Global pollution kills is responsible for the loss of nine million lives every year; the deaths attributed to pollution are triple those from Aids, malaria and tuberculosis combined, despite the fact that the latter have received more attention in both academic and practical level. Global pollution, including toxic air, water, soils and workplaces, is one of the deadliest yet shockingly underrated health problems in the modern world. “Pollution is one of the great existential challenges of the [human-dominated] Anthropocene era,” concluded the authors of the Commission on Pollution and Health published in The Lancet. “Pollution endangers the stability of the Earth’s support systems and threatens the continuing survival of human societies.”
“For decades, pollution and its harmful effects on people’s health, the environment, and the planet have been neglected both by Governments and the international development agenda. Yet, pollution is the largest environmental cause of disease and death in the world today, responsible for an estimated 9 million premature deaths”, report the scientists leading the commission. The Lancet Commission’s report was published in the Lancet on Friday and addresses the full health and economic costs of air, water, and soil toxicity. The report was produced by more than 40 researchers from governments and universities across the globe and was funded by the UN, the EU and the US.
Poor nations suffer disproportionately and, needless to say, this puts a hugely expensive burden on developing economies. The vast majority of the pollution deaths occur in nations such as India, Chad and Madagascar, where pollution causes a quarter of all deaths accounted so far. Low-income and rapidly industrializing countries are worst affected, suffering 92% of pollution-related deaths, with Somalia suffering the highest rate of pollution deaths. India has by far the largest number of pollution deaths at 2.5million. China is second with 1.8m and Russia and the US are also in the top 10. But industrialized countries suffer In terms of workplace-pollution related deaths; the UK, Japan and Germany all appear in the top 10. “Traditional” pollution deaths – from contaminated water and wood cooking fires – appear to be falling as development work bears fruit, but “modern” pollution deaths, linked to urbanization and industrialization, are quickly rising. For example, air pollution deaths in south-east Asia are on track to double by 2050!
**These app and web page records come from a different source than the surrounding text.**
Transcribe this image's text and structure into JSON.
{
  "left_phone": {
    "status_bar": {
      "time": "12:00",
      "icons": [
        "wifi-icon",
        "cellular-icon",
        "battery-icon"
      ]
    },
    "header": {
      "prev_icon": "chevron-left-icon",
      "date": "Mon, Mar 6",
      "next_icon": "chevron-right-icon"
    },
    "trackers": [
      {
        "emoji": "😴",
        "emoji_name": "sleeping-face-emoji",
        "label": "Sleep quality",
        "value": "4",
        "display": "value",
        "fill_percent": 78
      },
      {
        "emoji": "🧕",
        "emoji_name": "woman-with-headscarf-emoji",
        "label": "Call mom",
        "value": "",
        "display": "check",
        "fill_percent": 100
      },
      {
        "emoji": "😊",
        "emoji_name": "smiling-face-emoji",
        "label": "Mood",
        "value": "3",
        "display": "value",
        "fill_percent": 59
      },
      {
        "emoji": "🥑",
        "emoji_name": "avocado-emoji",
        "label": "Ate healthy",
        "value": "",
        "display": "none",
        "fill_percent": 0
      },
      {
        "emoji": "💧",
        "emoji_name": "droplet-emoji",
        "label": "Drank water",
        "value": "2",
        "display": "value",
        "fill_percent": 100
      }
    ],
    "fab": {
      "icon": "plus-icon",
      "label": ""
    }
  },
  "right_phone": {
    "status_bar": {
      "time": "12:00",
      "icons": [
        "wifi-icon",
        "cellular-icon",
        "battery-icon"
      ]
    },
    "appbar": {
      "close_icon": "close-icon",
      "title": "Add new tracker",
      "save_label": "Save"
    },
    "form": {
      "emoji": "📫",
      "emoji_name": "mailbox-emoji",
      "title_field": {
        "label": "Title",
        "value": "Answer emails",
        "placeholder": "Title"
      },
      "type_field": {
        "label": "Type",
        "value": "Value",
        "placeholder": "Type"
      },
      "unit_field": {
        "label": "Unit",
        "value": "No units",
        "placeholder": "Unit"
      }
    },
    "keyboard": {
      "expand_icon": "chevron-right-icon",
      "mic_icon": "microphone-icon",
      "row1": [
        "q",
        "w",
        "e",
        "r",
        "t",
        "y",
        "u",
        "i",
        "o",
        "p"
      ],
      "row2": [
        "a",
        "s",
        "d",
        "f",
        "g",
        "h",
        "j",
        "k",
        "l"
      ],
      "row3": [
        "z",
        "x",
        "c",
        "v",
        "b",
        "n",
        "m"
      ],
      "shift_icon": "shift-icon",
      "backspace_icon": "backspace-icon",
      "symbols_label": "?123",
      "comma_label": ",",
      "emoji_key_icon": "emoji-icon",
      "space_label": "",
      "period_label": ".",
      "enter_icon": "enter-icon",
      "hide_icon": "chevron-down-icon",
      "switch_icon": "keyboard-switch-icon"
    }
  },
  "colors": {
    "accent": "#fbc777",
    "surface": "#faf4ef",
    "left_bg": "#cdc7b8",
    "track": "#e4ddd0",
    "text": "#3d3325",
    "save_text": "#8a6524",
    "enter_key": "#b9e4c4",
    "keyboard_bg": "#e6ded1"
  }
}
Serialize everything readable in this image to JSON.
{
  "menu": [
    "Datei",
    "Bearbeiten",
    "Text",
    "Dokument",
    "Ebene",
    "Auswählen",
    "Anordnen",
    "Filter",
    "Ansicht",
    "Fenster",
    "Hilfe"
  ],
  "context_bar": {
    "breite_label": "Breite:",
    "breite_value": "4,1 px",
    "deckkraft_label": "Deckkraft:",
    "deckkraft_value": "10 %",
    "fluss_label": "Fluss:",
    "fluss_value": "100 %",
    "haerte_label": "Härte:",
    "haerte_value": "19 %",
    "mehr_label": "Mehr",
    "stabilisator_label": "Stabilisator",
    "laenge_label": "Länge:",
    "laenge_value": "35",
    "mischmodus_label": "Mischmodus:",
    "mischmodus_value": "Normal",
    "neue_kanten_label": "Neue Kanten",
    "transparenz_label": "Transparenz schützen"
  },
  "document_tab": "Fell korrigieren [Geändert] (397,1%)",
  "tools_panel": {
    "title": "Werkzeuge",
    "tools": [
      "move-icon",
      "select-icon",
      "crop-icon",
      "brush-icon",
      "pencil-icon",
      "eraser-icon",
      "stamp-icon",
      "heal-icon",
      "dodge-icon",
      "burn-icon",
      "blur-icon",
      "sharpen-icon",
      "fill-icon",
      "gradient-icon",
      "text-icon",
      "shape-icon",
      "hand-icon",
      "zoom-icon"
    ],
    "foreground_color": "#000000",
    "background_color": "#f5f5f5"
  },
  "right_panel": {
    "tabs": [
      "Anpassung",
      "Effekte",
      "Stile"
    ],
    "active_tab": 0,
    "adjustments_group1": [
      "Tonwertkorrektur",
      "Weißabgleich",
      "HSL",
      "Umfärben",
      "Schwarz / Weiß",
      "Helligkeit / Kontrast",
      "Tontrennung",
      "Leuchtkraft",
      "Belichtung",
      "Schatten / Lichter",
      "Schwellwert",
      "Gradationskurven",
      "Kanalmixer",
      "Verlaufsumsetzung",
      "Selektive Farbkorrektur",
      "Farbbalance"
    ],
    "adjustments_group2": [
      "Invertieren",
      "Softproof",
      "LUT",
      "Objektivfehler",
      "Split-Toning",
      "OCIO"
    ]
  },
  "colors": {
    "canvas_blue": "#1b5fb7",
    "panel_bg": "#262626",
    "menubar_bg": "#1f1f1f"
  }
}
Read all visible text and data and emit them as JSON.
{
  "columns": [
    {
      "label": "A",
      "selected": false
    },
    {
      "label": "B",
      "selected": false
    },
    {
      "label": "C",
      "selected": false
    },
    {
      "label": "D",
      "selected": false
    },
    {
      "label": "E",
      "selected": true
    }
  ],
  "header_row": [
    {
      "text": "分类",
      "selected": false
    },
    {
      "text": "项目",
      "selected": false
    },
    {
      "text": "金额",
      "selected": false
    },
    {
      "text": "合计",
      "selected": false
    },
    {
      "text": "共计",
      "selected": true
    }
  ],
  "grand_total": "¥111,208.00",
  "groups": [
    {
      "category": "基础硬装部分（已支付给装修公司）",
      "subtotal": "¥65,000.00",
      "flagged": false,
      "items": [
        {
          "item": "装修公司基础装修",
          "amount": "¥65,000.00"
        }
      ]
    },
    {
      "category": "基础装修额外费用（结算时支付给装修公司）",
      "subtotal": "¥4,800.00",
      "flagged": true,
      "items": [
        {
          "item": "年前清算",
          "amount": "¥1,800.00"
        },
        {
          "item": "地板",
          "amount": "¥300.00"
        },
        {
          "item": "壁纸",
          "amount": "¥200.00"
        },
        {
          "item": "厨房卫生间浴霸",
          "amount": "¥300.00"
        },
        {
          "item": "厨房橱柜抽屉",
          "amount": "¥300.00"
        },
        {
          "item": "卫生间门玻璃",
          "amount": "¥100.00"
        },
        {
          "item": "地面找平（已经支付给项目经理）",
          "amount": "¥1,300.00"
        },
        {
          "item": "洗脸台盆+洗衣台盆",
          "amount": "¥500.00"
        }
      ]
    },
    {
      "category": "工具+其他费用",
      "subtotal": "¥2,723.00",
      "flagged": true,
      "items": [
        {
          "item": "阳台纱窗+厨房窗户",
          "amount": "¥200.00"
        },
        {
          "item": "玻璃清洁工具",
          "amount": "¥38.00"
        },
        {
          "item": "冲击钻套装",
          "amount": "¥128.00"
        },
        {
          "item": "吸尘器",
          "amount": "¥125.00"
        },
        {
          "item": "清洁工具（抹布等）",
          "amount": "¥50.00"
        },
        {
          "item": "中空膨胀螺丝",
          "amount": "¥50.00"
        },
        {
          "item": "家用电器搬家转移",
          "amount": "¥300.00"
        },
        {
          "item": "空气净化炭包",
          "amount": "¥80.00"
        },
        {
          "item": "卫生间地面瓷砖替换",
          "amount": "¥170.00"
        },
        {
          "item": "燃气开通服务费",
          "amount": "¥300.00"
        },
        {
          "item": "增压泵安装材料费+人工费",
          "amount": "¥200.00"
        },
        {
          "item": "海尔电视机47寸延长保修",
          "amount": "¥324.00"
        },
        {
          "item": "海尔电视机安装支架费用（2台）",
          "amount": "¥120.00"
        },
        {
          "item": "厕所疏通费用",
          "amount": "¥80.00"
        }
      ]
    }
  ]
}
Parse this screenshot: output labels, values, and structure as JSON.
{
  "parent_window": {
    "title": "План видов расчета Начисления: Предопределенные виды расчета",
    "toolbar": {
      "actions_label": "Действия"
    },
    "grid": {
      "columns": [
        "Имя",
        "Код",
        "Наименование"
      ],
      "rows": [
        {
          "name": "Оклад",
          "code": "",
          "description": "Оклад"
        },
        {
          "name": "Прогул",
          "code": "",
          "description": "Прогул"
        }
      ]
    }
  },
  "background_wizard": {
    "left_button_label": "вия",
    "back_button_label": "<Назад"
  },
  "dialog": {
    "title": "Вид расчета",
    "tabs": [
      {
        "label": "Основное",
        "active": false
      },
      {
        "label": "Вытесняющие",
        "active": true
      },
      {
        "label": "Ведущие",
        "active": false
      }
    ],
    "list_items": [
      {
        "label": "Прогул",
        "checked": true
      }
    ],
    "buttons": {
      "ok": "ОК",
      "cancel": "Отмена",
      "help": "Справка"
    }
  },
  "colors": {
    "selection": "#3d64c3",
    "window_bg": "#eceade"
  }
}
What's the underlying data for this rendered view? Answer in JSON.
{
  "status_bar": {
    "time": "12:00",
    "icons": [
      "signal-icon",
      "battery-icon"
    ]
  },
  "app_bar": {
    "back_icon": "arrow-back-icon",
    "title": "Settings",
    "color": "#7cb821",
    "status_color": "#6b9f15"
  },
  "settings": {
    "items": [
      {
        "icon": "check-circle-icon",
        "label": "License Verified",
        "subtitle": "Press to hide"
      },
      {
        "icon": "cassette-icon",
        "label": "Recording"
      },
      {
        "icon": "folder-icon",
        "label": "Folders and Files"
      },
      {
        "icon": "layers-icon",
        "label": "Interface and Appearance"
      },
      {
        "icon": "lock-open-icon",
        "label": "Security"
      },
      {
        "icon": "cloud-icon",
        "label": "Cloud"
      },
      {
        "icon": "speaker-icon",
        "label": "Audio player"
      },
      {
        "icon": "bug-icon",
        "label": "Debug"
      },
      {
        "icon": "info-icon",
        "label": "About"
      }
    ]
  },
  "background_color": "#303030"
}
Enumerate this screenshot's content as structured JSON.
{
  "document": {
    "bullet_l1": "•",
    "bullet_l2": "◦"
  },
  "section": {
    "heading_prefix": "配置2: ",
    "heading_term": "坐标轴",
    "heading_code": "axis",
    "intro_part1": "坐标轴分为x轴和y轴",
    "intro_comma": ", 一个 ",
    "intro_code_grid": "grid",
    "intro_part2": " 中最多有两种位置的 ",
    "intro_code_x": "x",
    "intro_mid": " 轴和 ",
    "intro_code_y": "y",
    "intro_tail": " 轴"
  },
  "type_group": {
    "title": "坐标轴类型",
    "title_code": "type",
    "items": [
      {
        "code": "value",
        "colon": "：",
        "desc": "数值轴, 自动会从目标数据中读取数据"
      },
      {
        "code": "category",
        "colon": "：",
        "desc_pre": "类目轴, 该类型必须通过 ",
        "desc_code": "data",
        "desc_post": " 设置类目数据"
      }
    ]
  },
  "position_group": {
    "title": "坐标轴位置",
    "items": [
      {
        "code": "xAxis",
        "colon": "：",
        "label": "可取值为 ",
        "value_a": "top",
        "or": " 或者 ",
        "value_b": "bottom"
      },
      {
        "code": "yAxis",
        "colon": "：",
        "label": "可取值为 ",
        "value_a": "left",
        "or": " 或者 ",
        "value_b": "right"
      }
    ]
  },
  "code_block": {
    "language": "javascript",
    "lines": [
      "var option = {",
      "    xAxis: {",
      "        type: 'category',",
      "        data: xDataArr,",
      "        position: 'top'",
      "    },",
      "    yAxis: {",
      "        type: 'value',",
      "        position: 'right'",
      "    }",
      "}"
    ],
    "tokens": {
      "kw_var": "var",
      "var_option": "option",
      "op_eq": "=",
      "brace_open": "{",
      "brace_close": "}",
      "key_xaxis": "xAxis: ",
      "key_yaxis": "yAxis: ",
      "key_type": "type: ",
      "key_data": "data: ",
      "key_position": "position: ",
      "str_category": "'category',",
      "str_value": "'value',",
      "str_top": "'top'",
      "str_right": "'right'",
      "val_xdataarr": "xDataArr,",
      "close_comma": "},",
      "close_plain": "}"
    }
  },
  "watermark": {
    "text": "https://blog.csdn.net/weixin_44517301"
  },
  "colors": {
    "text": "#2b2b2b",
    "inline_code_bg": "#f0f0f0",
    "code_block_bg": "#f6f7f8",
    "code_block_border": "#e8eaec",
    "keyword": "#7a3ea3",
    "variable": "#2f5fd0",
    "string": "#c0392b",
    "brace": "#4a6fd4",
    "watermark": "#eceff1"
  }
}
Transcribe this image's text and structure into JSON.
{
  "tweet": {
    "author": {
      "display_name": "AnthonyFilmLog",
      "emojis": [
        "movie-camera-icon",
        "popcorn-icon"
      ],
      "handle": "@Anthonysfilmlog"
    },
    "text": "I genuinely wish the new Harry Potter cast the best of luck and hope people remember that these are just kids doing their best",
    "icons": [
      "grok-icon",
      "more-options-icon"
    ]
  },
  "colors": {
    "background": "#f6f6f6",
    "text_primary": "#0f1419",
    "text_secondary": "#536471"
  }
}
The commission report combined data from the World Health Organization and elsewhere and found air pollution was the biggest killer, leading to heart disease, stroke, lung cancer and other illnesses. Outdoor air pollution, largely from vehicles and industry, caused 4.5m deaths a year and indoor air pollution, from wood and dung stoves, caused 2.9m. The next biggest killer was pollution of water, often with sewage, which is linked to 1.8m deaths as a result of gastrointestinal diseases and parasitic infections. Workplace pollution, including exposure to toxins, carcinogens and secondhand tobacco smoke, resulted in 800,000 deaths from diseases including pneumoconiosis in coal workers and bladder cancer in dye workers. Lead pollution, the one metal for which some data is available, was linked to 500,000 deaths a year. The scientists believe the figure of 9 million deaths could be an underestimate by some million people at least, since research on the impacts of some substances, like plastic, has not yet concluded. Scientists are still discovering links between pollution and ill health, such as the connection between air pollution and dementia, diabetes and kidney disease. Furthermore, lack of data on many toxic metals and chemicals could not be included in the new analysis. Available data does not include lead’s impact from toxic sites like Flint, in Michigan, US, or Kabwe, the world’s most polluted city in Zambia. Yet these populations experience enormous health impacts.
In fact, Professor Philip Landrigan, at the Icahn School of Medicine at Mount Sinai, US, who co-led the commission, told The Guardian one of his biggest concerns is the unknown impact of the hundreds of industrial chemicals and pesticides already widely dispersed around the world; “I worry we have created a situation where people are exposed to chemicals that are eroding intelligence or impairing reproduction or weakening their immune system, but we have not yet been smart enough to make the connection between the exposure and the outcome, because it is subtle.”
The authors remain optimistic, taking in account the big improvements made in developed nations in recent decades, showing that beating pollution is a winnable battle. Rolling out new regulations, ending subsidies for polluting industries and deploying technology like smokestack filters could tackle pollution, but more research on the impact of pollution is also urgently required. Regulation, technology and research are the keys to success, but this is the point when political will is also needed.